The IRS tweeted Saturday that it had begun depositing the funds into taxpayers’ bank accounts and would be working to get them out as fast as possible. The one-time payments were approved by Congress as part of an emergency relief package intended to combat the economic damage from the coronavirus pandemic.

The exact timing of when people get their money depends on a few factors, such as income and payment delivery method.

Here is what you should expect:


Any adult earning up to $75,000 in adjusted gross income who has a valid Social Security number will receive a $1,200 payment.

The payment steadily declines for those who make more and phases out for those who earn more than $99,000. For married couples, both adults receive $1,200, with the phase-out starting at $150,000 of income and falling to zero for couples who earn $198,000.

Parents will also get payments of $500 for each eligible child; this is generally those 16 years old or younger.

For heads of household with one child, the benefit starts to decline at $112,500 and falls to zero at $136,500.

Even those who only receive Social Security or other government benefit programs can receive a check.


High-income filers are excluded, as is anyone without a valid Social Security number.

If someone can be claimed as a dependent on someone else’s return, such as an adult child or student, they will not get a payment.

People who are not a U.S. citizen, U.S. national and do not yet have a green card or have not met the IRS resident requirement know as “substantial presence test” aren’t eligible.

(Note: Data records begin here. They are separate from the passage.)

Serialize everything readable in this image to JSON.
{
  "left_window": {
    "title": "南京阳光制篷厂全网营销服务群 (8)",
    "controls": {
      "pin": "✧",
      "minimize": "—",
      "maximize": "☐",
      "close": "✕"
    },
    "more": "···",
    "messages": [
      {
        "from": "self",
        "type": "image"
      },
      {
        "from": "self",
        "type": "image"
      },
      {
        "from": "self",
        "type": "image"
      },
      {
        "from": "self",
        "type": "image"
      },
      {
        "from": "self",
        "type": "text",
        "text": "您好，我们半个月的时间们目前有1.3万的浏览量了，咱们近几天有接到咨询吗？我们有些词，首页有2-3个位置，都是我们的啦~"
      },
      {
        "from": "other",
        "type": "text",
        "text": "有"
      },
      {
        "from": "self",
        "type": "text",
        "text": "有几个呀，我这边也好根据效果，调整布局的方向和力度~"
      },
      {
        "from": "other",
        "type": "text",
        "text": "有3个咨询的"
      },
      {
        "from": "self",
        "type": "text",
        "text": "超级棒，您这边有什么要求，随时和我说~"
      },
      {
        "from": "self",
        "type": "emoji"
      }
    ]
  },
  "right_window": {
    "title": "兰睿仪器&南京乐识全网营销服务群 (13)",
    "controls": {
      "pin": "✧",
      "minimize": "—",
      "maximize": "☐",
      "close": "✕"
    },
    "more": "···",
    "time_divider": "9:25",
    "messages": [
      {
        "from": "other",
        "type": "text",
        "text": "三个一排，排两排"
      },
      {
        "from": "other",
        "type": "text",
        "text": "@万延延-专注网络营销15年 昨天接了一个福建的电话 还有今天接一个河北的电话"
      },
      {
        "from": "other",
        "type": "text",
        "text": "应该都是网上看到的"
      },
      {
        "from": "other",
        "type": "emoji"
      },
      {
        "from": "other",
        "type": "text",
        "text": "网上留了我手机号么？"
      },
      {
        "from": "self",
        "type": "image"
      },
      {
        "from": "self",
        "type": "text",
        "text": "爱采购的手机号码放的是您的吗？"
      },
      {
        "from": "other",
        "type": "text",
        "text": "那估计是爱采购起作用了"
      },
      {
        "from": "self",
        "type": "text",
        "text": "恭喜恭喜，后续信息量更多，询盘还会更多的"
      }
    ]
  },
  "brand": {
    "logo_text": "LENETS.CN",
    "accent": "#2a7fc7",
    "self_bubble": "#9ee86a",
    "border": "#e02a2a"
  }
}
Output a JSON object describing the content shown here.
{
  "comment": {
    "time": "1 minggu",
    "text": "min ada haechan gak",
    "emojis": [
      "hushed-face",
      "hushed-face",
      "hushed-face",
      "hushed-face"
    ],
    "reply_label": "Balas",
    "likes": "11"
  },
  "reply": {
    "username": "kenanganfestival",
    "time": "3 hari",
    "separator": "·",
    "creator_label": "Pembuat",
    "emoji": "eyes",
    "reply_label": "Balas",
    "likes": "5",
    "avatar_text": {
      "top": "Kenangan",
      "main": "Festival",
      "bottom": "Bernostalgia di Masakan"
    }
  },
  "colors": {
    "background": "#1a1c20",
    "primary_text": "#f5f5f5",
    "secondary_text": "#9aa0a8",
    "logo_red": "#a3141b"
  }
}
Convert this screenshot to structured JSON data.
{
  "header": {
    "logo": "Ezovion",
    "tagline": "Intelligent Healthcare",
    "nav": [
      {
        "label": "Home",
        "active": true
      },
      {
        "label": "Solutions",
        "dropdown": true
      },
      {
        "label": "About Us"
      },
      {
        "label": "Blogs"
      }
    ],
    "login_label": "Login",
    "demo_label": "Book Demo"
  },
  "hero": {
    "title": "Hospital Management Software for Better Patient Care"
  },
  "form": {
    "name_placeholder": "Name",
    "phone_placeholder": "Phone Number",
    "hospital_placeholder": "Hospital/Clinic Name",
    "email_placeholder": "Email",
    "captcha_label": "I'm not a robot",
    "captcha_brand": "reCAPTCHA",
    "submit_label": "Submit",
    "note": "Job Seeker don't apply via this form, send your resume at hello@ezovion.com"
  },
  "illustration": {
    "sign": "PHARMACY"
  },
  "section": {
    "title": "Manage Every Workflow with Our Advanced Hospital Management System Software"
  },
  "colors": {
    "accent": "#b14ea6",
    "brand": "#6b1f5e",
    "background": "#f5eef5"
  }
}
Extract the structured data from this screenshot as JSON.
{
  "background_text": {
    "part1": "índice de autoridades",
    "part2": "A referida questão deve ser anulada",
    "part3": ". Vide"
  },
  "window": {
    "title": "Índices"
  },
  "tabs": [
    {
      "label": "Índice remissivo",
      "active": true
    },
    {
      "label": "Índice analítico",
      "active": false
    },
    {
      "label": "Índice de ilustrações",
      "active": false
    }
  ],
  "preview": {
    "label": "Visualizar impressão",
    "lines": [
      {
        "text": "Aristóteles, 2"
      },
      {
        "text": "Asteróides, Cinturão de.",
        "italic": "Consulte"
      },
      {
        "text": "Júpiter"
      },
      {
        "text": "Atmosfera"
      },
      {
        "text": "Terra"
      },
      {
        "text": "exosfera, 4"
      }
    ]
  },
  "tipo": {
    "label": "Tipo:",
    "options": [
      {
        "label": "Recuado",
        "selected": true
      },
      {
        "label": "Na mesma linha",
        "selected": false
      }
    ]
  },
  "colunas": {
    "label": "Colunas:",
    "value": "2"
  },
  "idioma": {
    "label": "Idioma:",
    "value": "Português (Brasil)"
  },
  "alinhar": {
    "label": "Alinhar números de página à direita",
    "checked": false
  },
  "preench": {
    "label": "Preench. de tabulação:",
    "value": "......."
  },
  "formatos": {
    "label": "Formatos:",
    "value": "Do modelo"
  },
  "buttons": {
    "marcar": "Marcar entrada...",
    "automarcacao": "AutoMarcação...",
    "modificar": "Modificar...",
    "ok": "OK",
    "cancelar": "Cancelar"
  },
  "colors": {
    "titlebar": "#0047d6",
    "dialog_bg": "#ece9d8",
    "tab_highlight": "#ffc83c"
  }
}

People who filed Form 1040-PR or 1040-SS for 2019 are not eligible; these are IRS forms used for certain types of self-employment income in Puerto Rico.


For most people, nothing.

Checks will arrive via direct deposit if a taxpayer included the relevant information on their tax return filed this year or last.

Some Americans are not required to file a tax return — such as low-income taxpayers, Social Security recipients, some veterans and people with disabilities.

After some back and forth with lawmakers, the Treasury and IRS ultimately decided Social Security recipients and railroad retirees, who aren’t typically required to file taxes, would not need to file a simple tax return to get the payment.

Anyone else who isn’t typically required to file taxes and does not receive Social Security will still need to file an abbreviated return to get the payment. On Friday, the Treasury unveiled an online tool that allows these non-filers to more quickly register to get their check.